Could I buy my dream home outside of the city? Tired of your cramped two-bedroom condo or postage stamp yard? One of the huge drawbacks to a city is that a lot of people want to live there, so prices are high and the value you get for your dollar is low. You might be able to trade that wall you share with your neighbors for an acreage with an apple orchard and more space than you ever dreamed of, simply by leaving the city.

Why am I staying in the city? Many city dwellers stay put because they think they should. They like the culture and the nightlife and that means only one thing: they’re trapped in the city forever. But that’s not the case at all. You can still be active in your nearby city without actually living there. A short drive to see your favorite band or museum a few times a month will absolutely not reduce your enjoyment of the experience.
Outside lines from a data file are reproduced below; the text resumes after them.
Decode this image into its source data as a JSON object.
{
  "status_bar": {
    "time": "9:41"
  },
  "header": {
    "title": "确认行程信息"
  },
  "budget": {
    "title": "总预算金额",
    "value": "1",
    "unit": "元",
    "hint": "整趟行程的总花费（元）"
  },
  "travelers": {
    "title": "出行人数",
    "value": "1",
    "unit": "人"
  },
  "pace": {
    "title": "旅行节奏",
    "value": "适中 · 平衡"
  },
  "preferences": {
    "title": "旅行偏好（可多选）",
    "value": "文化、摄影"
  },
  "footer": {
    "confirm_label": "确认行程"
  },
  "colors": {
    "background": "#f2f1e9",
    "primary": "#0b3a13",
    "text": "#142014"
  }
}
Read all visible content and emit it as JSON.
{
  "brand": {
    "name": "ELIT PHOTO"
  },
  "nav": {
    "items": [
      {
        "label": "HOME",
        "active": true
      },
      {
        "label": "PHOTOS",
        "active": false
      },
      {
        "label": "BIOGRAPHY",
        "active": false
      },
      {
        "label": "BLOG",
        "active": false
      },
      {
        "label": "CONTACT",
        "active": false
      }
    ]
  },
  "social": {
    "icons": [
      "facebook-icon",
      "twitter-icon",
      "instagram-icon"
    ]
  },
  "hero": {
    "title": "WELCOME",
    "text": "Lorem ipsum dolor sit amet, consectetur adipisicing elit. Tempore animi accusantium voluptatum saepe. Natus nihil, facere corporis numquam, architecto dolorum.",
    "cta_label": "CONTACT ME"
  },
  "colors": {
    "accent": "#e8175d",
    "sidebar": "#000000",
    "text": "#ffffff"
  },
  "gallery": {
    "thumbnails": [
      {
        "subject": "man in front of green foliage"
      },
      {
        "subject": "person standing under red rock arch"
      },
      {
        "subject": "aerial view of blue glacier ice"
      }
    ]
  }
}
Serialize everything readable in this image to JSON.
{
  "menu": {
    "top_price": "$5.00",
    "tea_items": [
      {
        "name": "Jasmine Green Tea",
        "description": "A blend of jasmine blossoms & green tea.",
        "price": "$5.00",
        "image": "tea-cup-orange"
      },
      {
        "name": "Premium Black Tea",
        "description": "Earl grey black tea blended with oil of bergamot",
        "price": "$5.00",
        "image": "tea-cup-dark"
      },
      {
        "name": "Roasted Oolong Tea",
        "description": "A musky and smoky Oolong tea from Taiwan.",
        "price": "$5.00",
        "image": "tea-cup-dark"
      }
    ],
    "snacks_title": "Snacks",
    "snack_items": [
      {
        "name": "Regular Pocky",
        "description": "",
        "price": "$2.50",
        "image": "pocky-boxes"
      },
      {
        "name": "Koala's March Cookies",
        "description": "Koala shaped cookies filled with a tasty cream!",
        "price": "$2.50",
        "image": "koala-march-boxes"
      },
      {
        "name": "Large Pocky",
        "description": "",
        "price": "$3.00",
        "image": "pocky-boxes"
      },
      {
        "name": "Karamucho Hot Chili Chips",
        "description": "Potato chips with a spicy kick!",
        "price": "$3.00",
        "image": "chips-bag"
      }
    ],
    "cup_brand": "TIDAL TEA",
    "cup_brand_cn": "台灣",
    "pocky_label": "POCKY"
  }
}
Rates Are Low, But Prices Are Climbing

In both Indianapolis and Cincinnati, housing prices are only going up. Redfin estimates a 12 percent price increase in Indianapolis and a 10 percent price increase in Cincinnati since last year. That’s nothing to sneeze at!

If you already own your home, cashing out your equity now will give you a whole lot bigger down-payment on your rural or suburban home, complete with a big yard, far away from noise and light pollution that makes it difficult to enjoy things like starlit picnics on summer nights. Redfin is estimating that Indianapolis homes can go pending (under contract) in as few as three days; Cincinnati home sellers only have to wait a bit longer – 36 days – for results.

For first time buyers, leaving a string of dilapidated rentals behind in exchange for a minimal commute can not only save money, but salvage your sanity. There’s no more waiting for a landlord to finally get around to spraying for pests or fixing that broken shower when you own your own home. It may be a difficult dream to achieve in the city, due to rising prices and taxes, but homeownership is still very achievable outside that city boundary.

Mortgage rates are as low as they’ve ever been, making right now a great time to buy. The urban markets can’t turn houses over fast enough, but like everything outside of those pressure cookers, the rural markets are more tempered and not as viciously competitive.

Whether you’re buying for the first time or looking for something smaller for retirement, being able to actually afford your house payments for the long haul, no matter what the economy brings, is a really nice feeling. All the money you save can go to travel, college funds, savings, or other projects you may be brewing.

Besides, moving out of the city means you can get a pet goat. And who doesn’t want one of those?